Any future updates will be compatible with levels made with the editor going back to 0.1.3 (the first release). I can't guarantee the levels will be _exactly_ the same because of subtle changes in the physics engine and monster behaviour. But they'll load and play roughly the same.
The 3 characters are different enough that the levels mostly need to be designed around each of their abilities. There will be a bit of cross-over though -- for example, when you've finished the game, you can go back and play the rogue-like section with the robot.
For sure -- it will be possible to change the size of custom characters. It's just something the current set-up doesn't support yet. I'll be able to make it more easily around the same time as custom monsters (the player will also be internally represented as a custom monster, kind of).
It probably won't be possible to create non-cubeoid monsters without breaking them into segments. I'm still entertaining the possibility of voxel-perfect collisions for monsters, but it looks to be more trouble than it's worth.
I haven't thought that far ahead in terms of open sourcing Voxatron, but it's definitely an option. I also have a mechanism in place to open source my projects in case I get hit by a big yellow bus.
I'm hesitant to develop the story side of things too much because it puts a constraint on what the player can do. For example, if the monsters in the alpha demo world had any kind of back-story, there needs to be a clear motivation why you should run around slaughtering all of them indiscriminately. Instead, I think it's nice just to leave it unasked, and let the robot blast monsters, because they're monsters and that's how robots roll.
So that's what I mean by 'fairy-tale excuses'. The story gives just enough thematic context without cutting out possibilities for various game-play scenarios. There are a couple of moments in the game that I hope will a bit touching though.
I'll get everyone from the humble bundles registered with Lexaloffle accounts before 0.1.8.
good to hear an update, I really like the idea of adventure mode and roguelike modes. Cant wait tell this game get scripting to get implemented. You will be implementing scripting for levels to right? So later on people can make really cool mods/levels that are rpg or turnbased rpg and other stuff? I know thats a long ways off but is that what you are planning to be able to do in the editor?
Also do you think people will ever be able to create there on weapons and items using scripts and objects?
The scripting I have planned is flexible enough to make new weapons, new game rules and even make a completely different type of game. Hopefully it will become a kind of general voxel game-maker.
By the way, that's something the scripting can be used for -- pre-generating room data at edit-time, or perhaps run-time when a room is entered. I probably won't add tools as specific as pre-calculating sand positions but that's the kind of thing that could be added nicely as a scripted module. It also means people can make their own tools for doing things like building architectural features or growing variations of plants more easily.

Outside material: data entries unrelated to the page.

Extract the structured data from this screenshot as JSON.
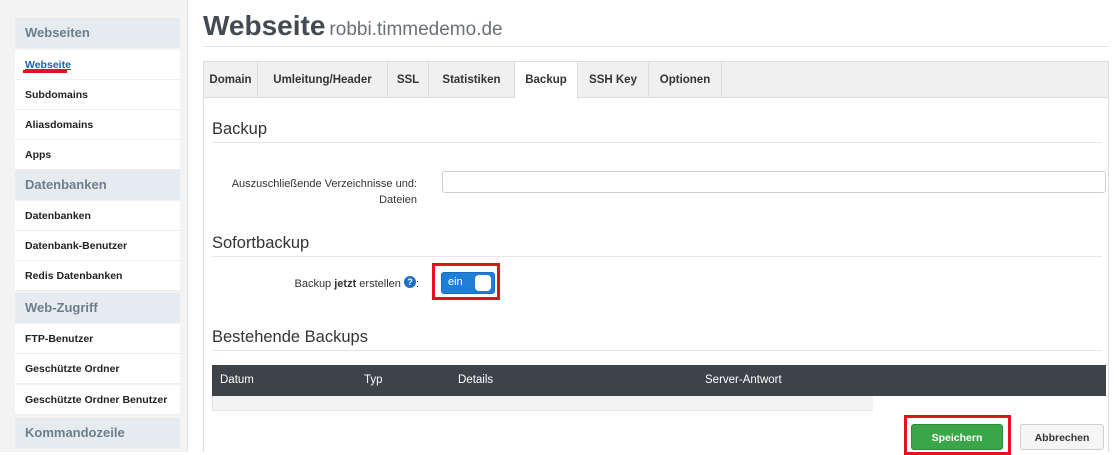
{
  "sidebar": {
    "sections": [
      {
        "header": "Webseiten",
        "items": [
          "Webseite",
          "Subdomains",
          "Aliasdomains",
          "Apps"
        ]
      },
      {
        "header": "Datenbanken",
        "items": [
          "Datenbanken",
          "Datenbank-Benutzer",
          "Redis Datenbanken"
        ]
      },
      {
        "header": "Web-Zugriff",
        "items": [
          "FTP-Benutzer",
          "Geschützte Ordner",
          "Geschützte Ordner Benutzer"
        ]
      },
      {
        "header": "Kommandozeile",
        "items": []
      }
    ],
    "active_item": "Webseite"
  },
  "page": {
    "title": "Webseite",
    "subtitle": "robbi.timmedemo.de"
  },
  "tabs": [
    "Domain",
    "Umleitung/Header",
    "SSL",
    "Statistiken",
    "Backup",
    "SSH Key",
    "Optionen"
  ],
  "active_tab": "Backup",
  "backup": {
    "heading": "Backup",
    "exclude_label_line1": "Auszuschließende Verzeichnisse und:",
    "exclude_label_line2": "Dateien",
    "exclude_value": ""
  },
  "sofort": {
    "heading": "Sofortbackup",
    "label_prefix": "Backup ",
    "label_bold": "jetzt",
    "label_suffix": " erstellen",
    "help_icon": "?",
    "label_colon": ":",
    "toggle_text": "ein",
    "toggle_on": true
  },
  "existing": {
    "heading": "Bestehende Backups",
    "columns": [
      "Datum",
      "Typ",
      "Details",
      "Server-Antwort"
    ]
  },
  "buttons": {
    "save": "Speichern",
    "cancel": "Abbrechen"
  },
  "colors": {
    "highlight": "#e0141e",
    "primary": "#1f7ed6",
    "save": "#39a64a",
    "table_header": "#3d4349"
  }
}
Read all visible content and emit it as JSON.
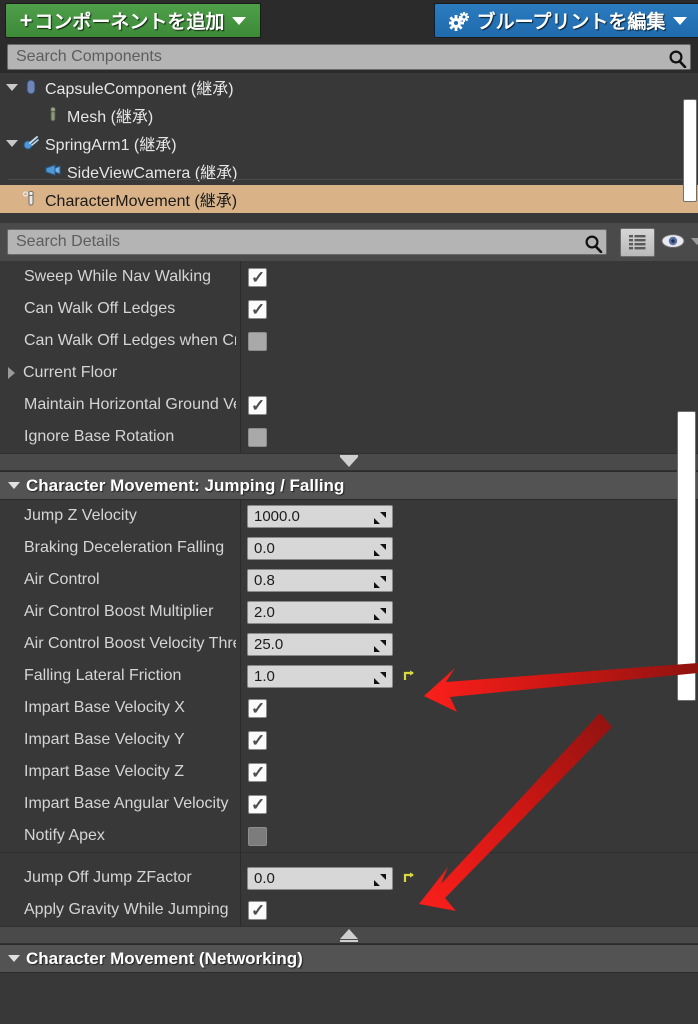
{
  "toolbar": {
    "add_component_label": "コンポーネントを追加",
    "edit_blueprint_label": "ブループリントを編集",
    "plus_glyph": "+",
    "gear_icon": "gears-icon"
  },
  "component_search": {
    "placeholder": "Search Components",
    "value": ""
  },
  "component_tree": {
    "items": [
      {
        "label": "CapsuleComponent (継承)",
        "indent": 0,
        "expandable": true,
        "selected": false,
        "icon": "capsule-icon"
      },
      {
        "label": "Mesh (継承)",
        "indent": 1,
        "expandable": false,
        "selected": false,
        "icon": "mesh-icon"
      },
      {
        "label": "SpringArm1 (継承)",
        "indent": 0,
        "expandable": true,
        "selected": false,
        "icon": "springarm-icon"
      },
      {
        "label": "SideViewCamera (継承)",
        "indent": 1,
        "expandable": false,
        "selected": false,
        "icon": "camera-icon"
      },
      {
        "label": "CharacterMovement (継承)",
        "indent": 0,
        "expandable": false,
        "selected": true,
        "icon": "charactermovement-icon"
      }
    ],
    "selected_bg": "#d9b387"
  },
  "details_toolbar": {
    "search_placeholder": "Search Details",
    "search_value": "",
    "grid_button": "grid-view-button",
    "eye_button": "visibility-eye-button"
  },
  "details": {
    "rows": [
      {
        "kind": "prop-checkbox",
        "label": "Sweep While Nav Walking",
        "checked": true,
        "dark": false,
        "reset": false
      },
      {
        "kind": "prop-checkbox",
        "label": "Can Walk Off Ledges",
        "checked": true,
        "dark": false,
        "reset": false
      },
      {
        "kind": "prop-checkbox",
        "label": "Can Walk Off Ledges when Cro",
        "checked": false,
        "dark": false,
        "reset": false
      },
      {
        "kind": "prop-expand",
        "label": "Current Floor"
      },
      {
        "kind": "prop-checkbox",
        "label": "Maintain Horizontal Ground Ve",
        "checked": true,
        "dark": false,
        "reset": false
      },
      {
        "kind": "prop-checkbox",
        "label": "Ignore Base Rotation",
        "checked": false,
        "dark": false,
        "reset": false
      },
      {
        "kind": "band-down"
      },
      {
        "kind": "category",
        "label": "Character Movement: Jumping / Falling"
      },
      {
        "kind": "prop-number",
        "label": "Jump Z Velocity",
        "value": "1000.0",
        "reset": false
      },
      {
        "kind": "prop-number",
        "label": "Braking Deceleration Falling",
        "value": "0.0",
        "reset": false
      },
      {
        "kind": "prop-number",
        "label": "Air Control",
        "value": "0.8",
        "reset": false
      },
      {
        "kind": "prop-number",
        "label": "Air Control Boost Multiplier",
        "value": "2.0",
        "reset": false
      },
      {
        "kind": "prop-number",
        "label": "Air Control Boost Velocity Thre",
        "value": "25.0",
        "reset": false
      },
      {
        "kind": "prop-number",
        "label": "Falling Lateral Friction",
        "value": "1.0",
        "reset": true
      },
      {
        "kind": "prop-checkbox",
        "label": "Impart Base Velocity X",
        "checked": true,
        "dark": false,
        "reset": false
      },
      {
        "kind": "prop-checkbox",
        "label": "Impart Base Velocity Y",
        "checked": true,
        "dark": false,
        "reset": false
      },
      {
        "kind": "prop-checkbox",
        "label": "Impart Base Velocity Z",
        "checked": true,
        "dark": false,
        "reset": false
      },
      {
        "kind": "prop-checkbox",
        "label": "Impart Base Angular Velocity",
        "checked": true,
        "dark": false,
        "reset": false
      },
      {
        "kind": "prop-checkbox",
        "label": "Notify Apex",
        "checked": false,
        "dark": true,
        "reset": false
      },
      {
        "kind": "separator"
      },
      {
        "kind": "prop-number",
        "label": "Jump Off Jump ZFactor",
        "value": "0.0",
        "reset": true
      },
      {
        "kind": "prop-checkbox",
        "label": "Apply Gravity While Jumping",
        "checked": true,
        "dark": false,
        "reset": false
      },
      {
        "kind": "band-up"
      },
      {
        "kind": "category",
        "label": "Character Movement (Networking)"
      }
    ]
  },
  "annotations": {
    "arrow_color": "#e01b18",
    "arrows": [
      {
        "name": "arrow-falling-lateral-friction",
        "points_to": "Falling Lateral Friction reset"
      },
      {
        "name": "arrow-jump-off-jump-zfactor",
        "points_to": "Jump Off Jump ZFactor reset"
      }
    ]
  }
}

Python is still a contender. It might be a little too heavy and tricky to handle forced fixed point number representation. I'll have to try both out with real cases to see how they perform & feel (but this will happen much later).
I hope the bouncy voxels don't just allow to jump higher, but bounce projectiles as well. This could be used to place them on borders of a room. A very effective player strategy is to stay near the border or corner of a room and just dodge missiles. If they bounced behind your back, it would get tricky !
If negative voxels end up being implemented, I DEMAND a Portable Hole power-up ! Not a Portal ripoff, rather a device similar to what you might see in cartoons. You pick it up like a piece of fabric and put it on a wall. Once on the other side, you can pick it up like an ordinary item. As a bonus, it would allow player to pass through indestructible voxels.
By the way, I've seen someone using red letters on this "forum". How is it done ? [color=red]blah[/color] doesn't work.